In an uncertain world the certainty of Isaiah 55 is startling. Words come out of my mouth all day to no avail. My dog is either now deaf or too old to care to mind me anymore. The socks cast aside in haste this morning remain in the corner of the living room as I type in spite of repeated commands to our four year old to pick them up. The basketball team I coach doesn’t slide its feet on defense or box out after a shot or at this point in the season even seem to comprehend that you can’t run with the ball no matter how loud I bark from the sidelines. But, there is no uncertainty in Isaiah 55. “It shall accomplish that which I purpose.”
I remember giving an impromptu pep talk to our worship team just moments before an Easter service a few years ago. Looking out over the congregation as we gathered for prayer I was struck by the reality that it was likely that dozens of people in the room did not believe in the resurrection. They were there for other reasons. But rather than being disheartened by this, as I easily might have been, I was encouraged. I was encouraged because exactly no one believed in the resurrection at the start of the first Easter morn. Nobody expected it. The women were at the tomb for other reasons. “Why do you look for the living amongst the dead,” the angel asked. But lacking any intellectual category for resurrection didn’t prevent faith from being birthed in their hearts that day nor in other hearts on any day since – “my word…shall succeed in the thing for which I sent it.”
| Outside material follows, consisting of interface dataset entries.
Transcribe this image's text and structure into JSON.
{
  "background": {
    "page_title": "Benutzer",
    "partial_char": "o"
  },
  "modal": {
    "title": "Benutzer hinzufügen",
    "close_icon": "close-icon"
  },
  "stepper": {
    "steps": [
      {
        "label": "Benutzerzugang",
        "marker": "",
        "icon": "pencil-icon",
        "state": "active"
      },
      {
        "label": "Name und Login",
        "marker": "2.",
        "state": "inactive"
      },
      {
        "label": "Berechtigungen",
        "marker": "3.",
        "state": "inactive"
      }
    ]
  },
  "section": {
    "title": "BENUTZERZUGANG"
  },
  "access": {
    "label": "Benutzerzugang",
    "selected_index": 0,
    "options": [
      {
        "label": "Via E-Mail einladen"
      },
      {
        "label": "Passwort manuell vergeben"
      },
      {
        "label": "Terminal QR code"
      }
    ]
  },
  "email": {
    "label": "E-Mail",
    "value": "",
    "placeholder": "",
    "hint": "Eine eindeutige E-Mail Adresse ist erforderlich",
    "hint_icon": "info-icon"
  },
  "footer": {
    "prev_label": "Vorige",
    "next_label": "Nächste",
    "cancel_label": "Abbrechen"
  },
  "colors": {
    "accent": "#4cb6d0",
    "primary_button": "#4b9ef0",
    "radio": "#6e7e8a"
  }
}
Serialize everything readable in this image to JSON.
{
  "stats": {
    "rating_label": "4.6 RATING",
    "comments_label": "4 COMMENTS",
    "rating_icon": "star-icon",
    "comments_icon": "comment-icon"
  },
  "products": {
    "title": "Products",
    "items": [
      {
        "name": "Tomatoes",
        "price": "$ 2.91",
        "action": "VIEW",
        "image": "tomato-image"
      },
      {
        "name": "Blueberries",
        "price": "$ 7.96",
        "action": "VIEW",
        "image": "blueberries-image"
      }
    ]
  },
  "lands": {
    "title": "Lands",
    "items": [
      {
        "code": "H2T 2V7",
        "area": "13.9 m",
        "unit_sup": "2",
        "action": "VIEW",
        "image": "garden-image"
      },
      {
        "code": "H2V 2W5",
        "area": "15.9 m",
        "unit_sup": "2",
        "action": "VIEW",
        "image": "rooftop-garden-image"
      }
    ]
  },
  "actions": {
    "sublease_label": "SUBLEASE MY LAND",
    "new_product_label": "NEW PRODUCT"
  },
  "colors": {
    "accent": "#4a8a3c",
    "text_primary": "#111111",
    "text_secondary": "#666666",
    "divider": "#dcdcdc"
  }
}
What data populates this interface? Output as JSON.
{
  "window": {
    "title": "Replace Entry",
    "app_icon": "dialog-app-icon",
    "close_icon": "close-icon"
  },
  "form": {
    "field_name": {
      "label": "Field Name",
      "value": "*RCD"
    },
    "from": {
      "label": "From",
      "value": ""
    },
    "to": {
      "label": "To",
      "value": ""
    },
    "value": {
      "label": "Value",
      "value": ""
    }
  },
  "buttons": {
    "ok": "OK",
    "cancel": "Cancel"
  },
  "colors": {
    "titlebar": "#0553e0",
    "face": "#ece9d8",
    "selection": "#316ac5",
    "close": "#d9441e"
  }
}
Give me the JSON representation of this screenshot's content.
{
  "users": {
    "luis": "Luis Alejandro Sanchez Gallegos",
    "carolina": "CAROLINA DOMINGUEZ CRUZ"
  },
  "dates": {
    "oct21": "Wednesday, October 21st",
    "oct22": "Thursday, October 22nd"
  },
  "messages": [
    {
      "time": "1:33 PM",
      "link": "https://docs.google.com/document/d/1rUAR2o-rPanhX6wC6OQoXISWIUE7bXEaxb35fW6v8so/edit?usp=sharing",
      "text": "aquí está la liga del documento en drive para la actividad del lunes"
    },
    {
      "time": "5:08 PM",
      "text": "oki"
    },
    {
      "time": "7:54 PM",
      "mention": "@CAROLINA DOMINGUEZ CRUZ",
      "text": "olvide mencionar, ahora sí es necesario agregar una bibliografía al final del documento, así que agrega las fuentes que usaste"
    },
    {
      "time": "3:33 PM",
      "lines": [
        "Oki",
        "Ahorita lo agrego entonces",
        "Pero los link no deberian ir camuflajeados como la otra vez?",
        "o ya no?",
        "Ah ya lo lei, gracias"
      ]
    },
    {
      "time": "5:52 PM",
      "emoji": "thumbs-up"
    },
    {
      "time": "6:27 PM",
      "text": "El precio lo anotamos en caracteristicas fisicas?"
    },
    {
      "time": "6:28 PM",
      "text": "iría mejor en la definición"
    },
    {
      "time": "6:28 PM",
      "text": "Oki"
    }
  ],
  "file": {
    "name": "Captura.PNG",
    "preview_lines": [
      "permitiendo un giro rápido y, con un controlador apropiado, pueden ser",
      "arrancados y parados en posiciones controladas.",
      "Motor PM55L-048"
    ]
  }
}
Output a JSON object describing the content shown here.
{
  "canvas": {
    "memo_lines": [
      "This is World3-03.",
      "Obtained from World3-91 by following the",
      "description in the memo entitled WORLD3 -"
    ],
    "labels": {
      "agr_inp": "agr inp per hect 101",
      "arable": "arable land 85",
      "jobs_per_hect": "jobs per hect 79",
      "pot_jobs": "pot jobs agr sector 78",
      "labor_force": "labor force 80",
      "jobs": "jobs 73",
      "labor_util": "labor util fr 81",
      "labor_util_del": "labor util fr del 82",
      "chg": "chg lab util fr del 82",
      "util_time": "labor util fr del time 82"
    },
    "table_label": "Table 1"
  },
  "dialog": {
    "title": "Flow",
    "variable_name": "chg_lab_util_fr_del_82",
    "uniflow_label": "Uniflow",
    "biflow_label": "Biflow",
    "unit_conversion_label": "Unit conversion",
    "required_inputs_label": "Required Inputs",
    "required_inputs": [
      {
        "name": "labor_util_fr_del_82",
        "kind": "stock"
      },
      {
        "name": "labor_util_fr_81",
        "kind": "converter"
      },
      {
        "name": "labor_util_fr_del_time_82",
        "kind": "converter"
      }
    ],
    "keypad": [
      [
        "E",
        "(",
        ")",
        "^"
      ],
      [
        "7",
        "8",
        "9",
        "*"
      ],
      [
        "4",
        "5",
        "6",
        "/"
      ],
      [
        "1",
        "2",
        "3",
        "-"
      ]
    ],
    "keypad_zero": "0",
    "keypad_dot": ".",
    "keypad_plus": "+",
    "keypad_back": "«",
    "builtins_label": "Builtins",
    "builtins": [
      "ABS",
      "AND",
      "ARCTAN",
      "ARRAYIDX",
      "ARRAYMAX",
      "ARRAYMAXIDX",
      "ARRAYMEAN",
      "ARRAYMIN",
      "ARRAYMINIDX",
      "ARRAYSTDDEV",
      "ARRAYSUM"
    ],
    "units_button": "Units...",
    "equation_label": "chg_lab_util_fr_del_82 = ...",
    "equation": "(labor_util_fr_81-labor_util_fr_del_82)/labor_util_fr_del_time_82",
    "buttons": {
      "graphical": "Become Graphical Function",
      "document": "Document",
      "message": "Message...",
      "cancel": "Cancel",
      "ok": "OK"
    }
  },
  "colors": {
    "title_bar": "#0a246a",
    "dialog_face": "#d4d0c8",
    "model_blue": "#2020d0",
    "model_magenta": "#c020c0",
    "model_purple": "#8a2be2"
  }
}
The tomb was empty. God’s word is not. The mountains and hills will sing. The trees will clap. I too hope these images are more than images. We had an oak tree in the front yard in my childhood home, it was named Luther. I imagine my parents named it because of Luther’s likely apocryphal but still hopeful line about planting trees even in the face of impending doom. I like to think Luther the Oak Tree will clap its hands one day. But regardless of what trees do with their hands when Christ returns, my mom will most certainly clap hers and she will sing unhindered by any bashful self-awareness.
Andrew Peterson’s resurrection song, Is He Worthy, is a call and response song, a musical liturgy of sorts. It was on repeat in our house much of this year. The second verse says this:
Is all creation groaning?
Is a new creation coming?
Is the glory of the Lord to be the light within our midst?
Is it good that we remind ourselves of this?
What certainty in its simplicity. It is. It is. It is. It is. Whenever I am in Des Moines to visit family I will sit on my mom’s bench. And I will look at the pond and I will read Isaiah 55 and I will remind death that it is doomed. And that a new creation is coming. And I will imagine the willows clapping their long stringy fingers in joy as my mom is raised to new life with the rest of the saints in light. Is it good that we remind ourselves of this? It is.